But a deeper look suggests that a legacy of racism and exclusion in San Francisco also played a key role.
Warriors’ history in fact starts in Philadelphia. A maverick of a man, Mieuli – a flamboyant radio and television producer known for his full beard and preference for motorcycles – got together with some investors who together bought and brought the team west to San Francisco in 1962.
Technically, the team’s home arena at the time was the “Cow Palace” in Daly City, a one-time venue for livestock expos built in 1941 just beyond the southern borders of San Francisco.
But between the years 1964 and 1966, the San Francisco Warriors played their “home games” in arenas and cities up and down the state. These included what is now San Francisco’s “Bill Graham Civic Auditorium,” as well as venues in Oakland, San Jose, Daly City and even six games in San Diego.
The city’s message to the team, which over nine years played home games in four different cities, was clear: “We don’t care about your basketball team!”
Further proof of that came in the fact that the team had the league’s worst attendance at the time, and this despite the Warriors’ reasonable success.

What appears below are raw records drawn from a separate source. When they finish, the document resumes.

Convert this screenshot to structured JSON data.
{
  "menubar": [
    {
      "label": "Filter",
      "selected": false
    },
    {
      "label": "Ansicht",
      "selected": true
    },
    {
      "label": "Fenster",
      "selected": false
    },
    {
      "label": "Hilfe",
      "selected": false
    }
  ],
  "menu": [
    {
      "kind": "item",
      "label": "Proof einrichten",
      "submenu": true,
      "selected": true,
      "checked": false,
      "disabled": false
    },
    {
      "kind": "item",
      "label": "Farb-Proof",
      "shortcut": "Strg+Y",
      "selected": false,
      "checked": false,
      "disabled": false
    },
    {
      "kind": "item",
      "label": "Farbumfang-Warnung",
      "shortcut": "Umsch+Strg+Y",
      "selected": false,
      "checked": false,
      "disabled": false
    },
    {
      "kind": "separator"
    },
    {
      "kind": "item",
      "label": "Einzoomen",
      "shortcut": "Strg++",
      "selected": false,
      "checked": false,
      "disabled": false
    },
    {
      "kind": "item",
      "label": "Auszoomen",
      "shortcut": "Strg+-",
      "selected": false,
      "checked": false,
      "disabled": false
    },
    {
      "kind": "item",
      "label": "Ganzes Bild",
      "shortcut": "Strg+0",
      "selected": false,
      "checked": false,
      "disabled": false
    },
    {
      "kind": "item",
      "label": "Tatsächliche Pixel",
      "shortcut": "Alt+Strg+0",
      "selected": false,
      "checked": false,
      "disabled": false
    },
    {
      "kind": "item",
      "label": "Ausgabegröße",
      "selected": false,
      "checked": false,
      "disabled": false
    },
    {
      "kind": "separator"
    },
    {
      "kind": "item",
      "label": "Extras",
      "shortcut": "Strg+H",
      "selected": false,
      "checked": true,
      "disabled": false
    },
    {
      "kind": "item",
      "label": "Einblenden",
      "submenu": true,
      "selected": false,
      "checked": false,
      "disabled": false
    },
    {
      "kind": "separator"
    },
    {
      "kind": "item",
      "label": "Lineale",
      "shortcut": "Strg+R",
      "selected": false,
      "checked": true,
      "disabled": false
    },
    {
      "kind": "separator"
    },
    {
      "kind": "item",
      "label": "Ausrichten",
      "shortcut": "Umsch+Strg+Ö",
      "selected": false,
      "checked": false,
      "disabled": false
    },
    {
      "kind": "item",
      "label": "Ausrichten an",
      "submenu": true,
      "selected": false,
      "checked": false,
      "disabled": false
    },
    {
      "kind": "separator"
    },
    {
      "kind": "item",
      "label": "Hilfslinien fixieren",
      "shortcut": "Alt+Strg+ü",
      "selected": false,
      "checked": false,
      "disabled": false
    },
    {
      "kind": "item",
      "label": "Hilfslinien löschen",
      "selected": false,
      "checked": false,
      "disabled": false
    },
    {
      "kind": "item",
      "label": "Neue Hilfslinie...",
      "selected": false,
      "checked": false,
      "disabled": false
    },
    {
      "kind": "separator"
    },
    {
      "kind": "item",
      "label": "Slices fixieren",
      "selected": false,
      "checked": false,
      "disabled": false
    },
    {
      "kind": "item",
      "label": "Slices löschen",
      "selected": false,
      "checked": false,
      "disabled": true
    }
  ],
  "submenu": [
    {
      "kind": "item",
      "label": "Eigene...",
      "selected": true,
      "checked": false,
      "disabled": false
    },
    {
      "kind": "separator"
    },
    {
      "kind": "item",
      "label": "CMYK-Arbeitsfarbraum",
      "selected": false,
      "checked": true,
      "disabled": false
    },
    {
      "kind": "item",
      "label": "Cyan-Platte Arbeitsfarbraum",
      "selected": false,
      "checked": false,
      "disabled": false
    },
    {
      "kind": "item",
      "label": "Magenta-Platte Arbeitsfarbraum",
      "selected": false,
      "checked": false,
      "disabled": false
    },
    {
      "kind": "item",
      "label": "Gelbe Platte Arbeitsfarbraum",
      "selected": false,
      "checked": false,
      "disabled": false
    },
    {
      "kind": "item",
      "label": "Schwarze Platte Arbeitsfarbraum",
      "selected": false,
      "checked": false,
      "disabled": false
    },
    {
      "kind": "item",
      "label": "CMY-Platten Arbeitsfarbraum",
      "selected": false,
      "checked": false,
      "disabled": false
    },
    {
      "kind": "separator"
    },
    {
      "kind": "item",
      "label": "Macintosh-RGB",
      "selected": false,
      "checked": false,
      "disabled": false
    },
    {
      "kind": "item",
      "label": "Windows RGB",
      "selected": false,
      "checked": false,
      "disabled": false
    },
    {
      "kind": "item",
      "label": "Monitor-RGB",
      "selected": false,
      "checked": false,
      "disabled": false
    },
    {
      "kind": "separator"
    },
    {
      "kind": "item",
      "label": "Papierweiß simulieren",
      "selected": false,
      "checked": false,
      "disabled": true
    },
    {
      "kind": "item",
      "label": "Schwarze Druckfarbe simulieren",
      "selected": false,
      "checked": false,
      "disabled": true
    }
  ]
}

In the 1966-67 season, the Warriors went all the way to the NBA finals, where they ironically lost to the team that replaced them in the city of Philadelphia, the 76ers. The Warriors also featured star players like Rick Barry and Nate Thurmond.
But the Warriors were also a team with an increasing number of Black athletes at a time of heightened racism in San Francisco and the rest of the country.
Many older San Franciscans, especially Black residents of the Bay View district remember the race riots of 1966 that were brought on by a white police officer shooting an unarmed Black teenager in the back. Things were so bad, in fact, that in 1964 San Francisco Mayor John Shelly formed the San Francisco Human Rights Commission to help fight discrimination against The City’s Black residents.
I have lived in San Francisco since 1960. When my father bought the family home in 1963, he was not able to purchase the Mission District house we lived in because of the color of his skin. Instead, he had to have a white lady friend be first on the deed. Prior to that, even Major League Baseball great, Willie Mays was not able to purchase a home in the affluent St. Francis Woods area of The City for the same reason.
It was under this atmosphere that, after being spurned by San Francisco, the Warriors ultimately found a home in Oakland in 1971. Over the ensuing decades the team developed a fan base known around the league for its devotion, despite the Warriors less than stellar record.
Now, more than 40 years later and San Francisco Mayor Ed Lee says he is bringing the “Warriors back home,” to a city that never wanted them in the first place.
The announcement for the Warriors’ move across the Bay first came in 2012, when Lee was joined by then-NBA Commissioner David Stern, California Lt. Gov. Gavin Newsom and Warriors’ owners Joe Lacob and Peter Guber. Since then plans have gone forward for a new arena located in the up-and-coming Mission Bay neighborhood, a once-dilapidated area along the city’s waterfront that, ironically, got a major renovation under San Francisco’s first Black mayor, Willie Brown.
Lee now wants to put his mark on that legacy by taking the Warriors from Oakland – a city with deep roots in the Black community – and bringing it to the more affluent – and arguably less diverse – San Francisco.
Opposition to the planned arena has come from all sides, Oakland fans among them, who worry they’ll be priced out of future games. The Mission Bay’s largest tenant, the University of California San Francisco, which operates a multi-billion dollar biotech research facility, has also spoken out against the arena. UCSF argues the new arena will create more congestion in an area that is already bursting at the seams.
Lee’s response has been to silence anyone at UCSF who opposes the Warriors project, part of his ambition for this “word-class city” is telling them to play ball for the team or else risk future funding.
Lee apparently believes San Franciscans are daffy enough to buy into his claim of city ownership, in support of his political “Legacy project” at the expense of a now 45 year legacy in Oakland. Given the Warriors recent success and wild popularity, perhaps they are.
But San Francisco, “everyone’s favorite city,” is now kicking dirt in the eye of its neighbor, Oakland, by taking a team that it once rejected. A world-class city helps its neighbors, it does not help itself to its neighbor’s jewels.
Allen Jones is a long time community activist and San Francisco resident. He is the driver behind the Good Neighbor Coalition, an initiative aimed at putting a measure on the 2018 ballot aimed at blocking the Warriors’ planned move to the city. (Image via Flickr Creative Commons.)